What you should do = Establish how many lines in the material include the string "title" and report it as a lone number.

Material to process =

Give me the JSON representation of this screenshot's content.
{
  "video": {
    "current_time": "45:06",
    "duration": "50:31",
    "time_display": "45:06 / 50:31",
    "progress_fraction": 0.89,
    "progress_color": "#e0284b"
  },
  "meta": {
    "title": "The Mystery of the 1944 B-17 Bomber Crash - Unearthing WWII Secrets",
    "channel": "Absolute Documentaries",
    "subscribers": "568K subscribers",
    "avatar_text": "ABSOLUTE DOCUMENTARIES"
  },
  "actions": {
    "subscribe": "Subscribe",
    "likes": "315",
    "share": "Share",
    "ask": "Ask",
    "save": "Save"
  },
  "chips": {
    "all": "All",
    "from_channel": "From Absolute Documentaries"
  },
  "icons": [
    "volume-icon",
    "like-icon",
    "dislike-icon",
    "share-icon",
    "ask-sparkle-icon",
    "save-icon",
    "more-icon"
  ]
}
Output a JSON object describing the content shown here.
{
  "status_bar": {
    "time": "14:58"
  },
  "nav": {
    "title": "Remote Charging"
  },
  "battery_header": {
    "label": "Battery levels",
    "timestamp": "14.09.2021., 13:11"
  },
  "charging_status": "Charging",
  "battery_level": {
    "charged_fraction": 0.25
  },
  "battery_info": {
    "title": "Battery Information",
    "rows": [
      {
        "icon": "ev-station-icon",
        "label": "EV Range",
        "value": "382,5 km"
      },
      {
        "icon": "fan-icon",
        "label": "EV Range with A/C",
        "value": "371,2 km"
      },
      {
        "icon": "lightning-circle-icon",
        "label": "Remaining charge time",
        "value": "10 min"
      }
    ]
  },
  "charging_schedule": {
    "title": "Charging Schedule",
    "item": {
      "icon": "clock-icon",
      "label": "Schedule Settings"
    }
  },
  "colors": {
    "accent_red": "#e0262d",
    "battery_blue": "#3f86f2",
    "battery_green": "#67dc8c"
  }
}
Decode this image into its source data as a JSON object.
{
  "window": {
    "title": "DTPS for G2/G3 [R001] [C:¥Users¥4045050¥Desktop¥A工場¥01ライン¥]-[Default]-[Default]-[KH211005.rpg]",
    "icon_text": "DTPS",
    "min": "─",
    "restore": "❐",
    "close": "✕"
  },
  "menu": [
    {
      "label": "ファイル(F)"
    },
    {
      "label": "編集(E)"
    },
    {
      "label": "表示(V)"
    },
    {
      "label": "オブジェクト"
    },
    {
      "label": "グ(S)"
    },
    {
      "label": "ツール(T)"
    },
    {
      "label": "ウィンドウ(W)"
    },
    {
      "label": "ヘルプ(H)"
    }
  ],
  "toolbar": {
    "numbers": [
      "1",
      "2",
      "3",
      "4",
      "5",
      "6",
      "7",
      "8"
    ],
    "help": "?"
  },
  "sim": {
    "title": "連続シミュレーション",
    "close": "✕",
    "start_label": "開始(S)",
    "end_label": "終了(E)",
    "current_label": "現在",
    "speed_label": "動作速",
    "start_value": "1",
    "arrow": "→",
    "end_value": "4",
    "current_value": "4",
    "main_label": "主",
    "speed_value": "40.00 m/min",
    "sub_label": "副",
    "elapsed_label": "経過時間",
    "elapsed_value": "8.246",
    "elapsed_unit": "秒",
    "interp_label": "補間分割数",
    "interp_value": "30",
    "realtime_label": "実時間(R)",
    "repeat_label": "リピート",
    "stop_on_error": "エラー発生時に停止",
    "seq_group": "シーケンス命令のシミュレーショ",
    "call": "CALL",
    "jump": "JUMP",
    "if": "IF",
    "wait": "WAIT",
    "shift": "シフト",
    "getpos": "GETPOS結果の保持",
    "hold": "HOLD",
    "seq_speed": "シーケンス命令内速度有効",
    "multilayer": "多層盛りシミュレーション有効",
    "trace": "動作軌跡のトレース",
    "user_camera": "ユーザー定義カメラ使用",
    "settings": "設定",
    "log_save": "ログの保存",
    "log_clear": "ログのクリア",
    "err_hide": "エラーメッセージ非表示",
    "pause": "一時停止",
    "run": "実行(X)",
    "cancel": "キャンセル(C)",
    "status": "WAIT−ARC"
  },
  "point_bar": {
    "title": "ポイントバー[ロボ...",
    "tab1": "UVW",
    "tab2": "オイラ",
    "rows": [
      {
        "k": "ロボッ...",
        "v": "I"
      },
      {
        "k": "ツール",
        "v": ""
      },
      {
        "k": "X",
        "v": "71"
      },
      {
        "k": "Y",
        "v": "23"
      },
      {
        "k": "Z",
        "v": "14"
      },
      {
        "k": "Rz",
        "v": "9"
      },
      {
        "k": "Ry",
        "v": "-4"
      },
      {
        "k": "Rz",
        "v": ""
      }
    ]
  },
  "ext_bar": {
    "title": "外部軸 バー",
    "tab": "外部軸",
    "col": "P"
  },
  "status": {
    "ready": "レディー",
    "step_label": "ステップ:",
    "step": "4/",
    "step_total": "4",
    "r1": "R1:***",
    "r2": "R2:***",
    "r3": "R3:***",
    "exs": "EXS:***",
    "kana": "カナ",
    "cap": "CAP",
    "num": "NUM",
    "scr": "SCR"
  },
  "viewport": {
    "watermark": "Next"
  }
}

Task solution = 8